Chapter Summary

Political parties make a major contribution to American government by linking citizens and government, overcoming some of the fragmentation of government that separation of powers and federalism can produce, and creating an articulate opposition.

American political parties offer the average voter a choice in terms of ideology, membership, and policy positions (platform). The differences may not always be evident, however, because electoral forces create incentives for parties to take moderate positions, drawing the parties together. At the same time, party activists who are committed to the values and policies of a particular party play a key role in pushing the parties apart and keeping them ideologically distinct, leading to increasing partisan polarization.

The two primary activities of parties are electioneering (getting candidates elected) and governing (all the activities related to enacting party policy agendas in government).

American history reveals at least five distinct party eras. These are periods of political stability when one party has a majority of congressional seats and controls the presidency. A realignment, or new era, occurs when a different party assumes control of government. Party politics today may be undergoing both a realignment and a dealignment, resulting in greater numbers of voters identifying themselves as independents.

America’s two-party system is relatively moderate, decentralized, and increasingly disciplined. Although the rules are designed to make it hard for third parties to break in, numerous third-party movements have arisen at different times to challenge the two dominant parties.

While public disenchantment with political parties may be increasing, parties remain one of the most accessible avenues for citizen participation in government.
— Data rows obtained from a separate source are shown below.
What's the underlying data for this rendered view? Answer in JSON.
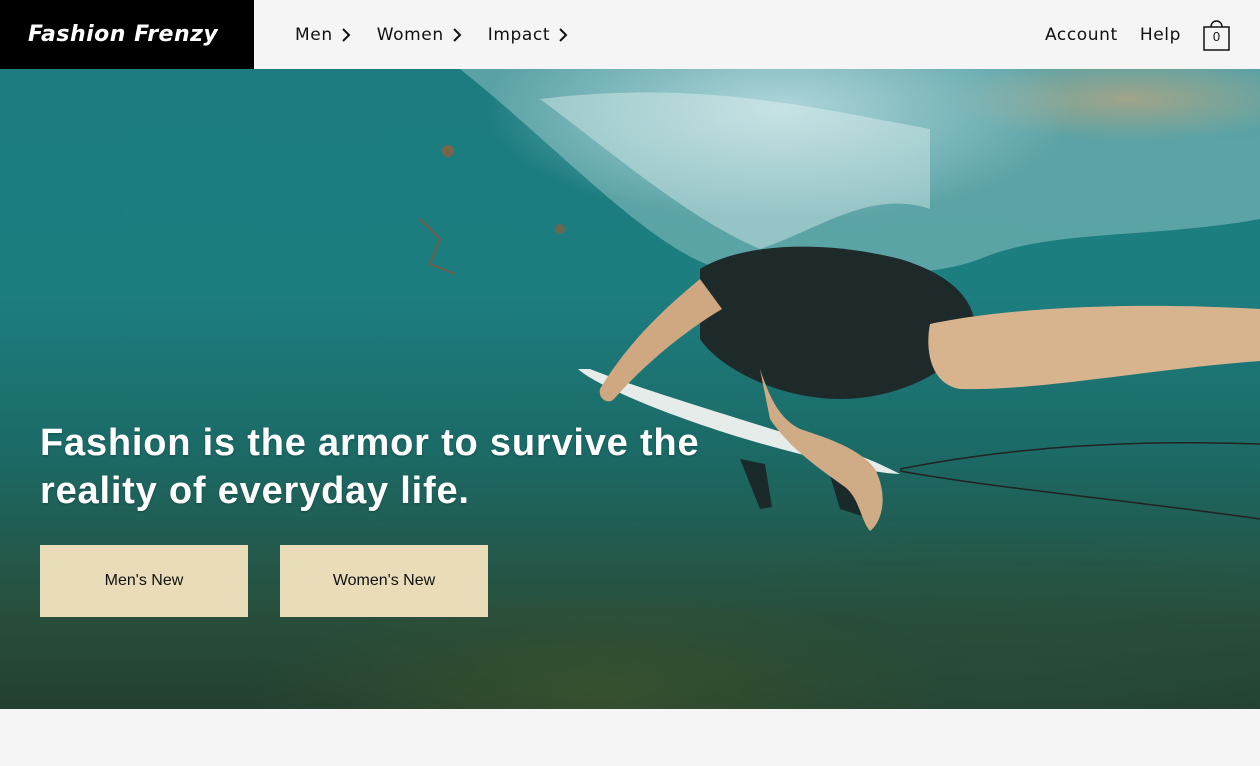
{
  "brand": {
    "name": "Fashion Frenzy"
  },
  "nav": {
    "items": [
      {
        "label": "Men",
        "icon": "chevron-right-icon"
      },
      {
        "label": "Women",
        "icon": "chevron-right-icon"
      },
      {
        "label": "Impact",
        "icon": "chevron-right-icon"
      }
    ]
  },
  "header_links": {
    "account": "Account",
    "help": "Help",
    "cart_count": "0",
    "cart_icon": "shopping-bag-icon"
  },
  "hero": {
    "headline": "Fashion is the armor to survive the reality of everyday life.",
    "buttons": {
      "mens": "Men's New",
      "womens": "Women's New"
    },
    "button_color": "#e8ddb8"
  }
}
Although recent elections may lead some observers to believe that third parties have the potential to overtake the two major political parties, history shows and experts agree that such parties tend to represent the extreme point of view of one of the major parties, and they end up losing influence in the long run.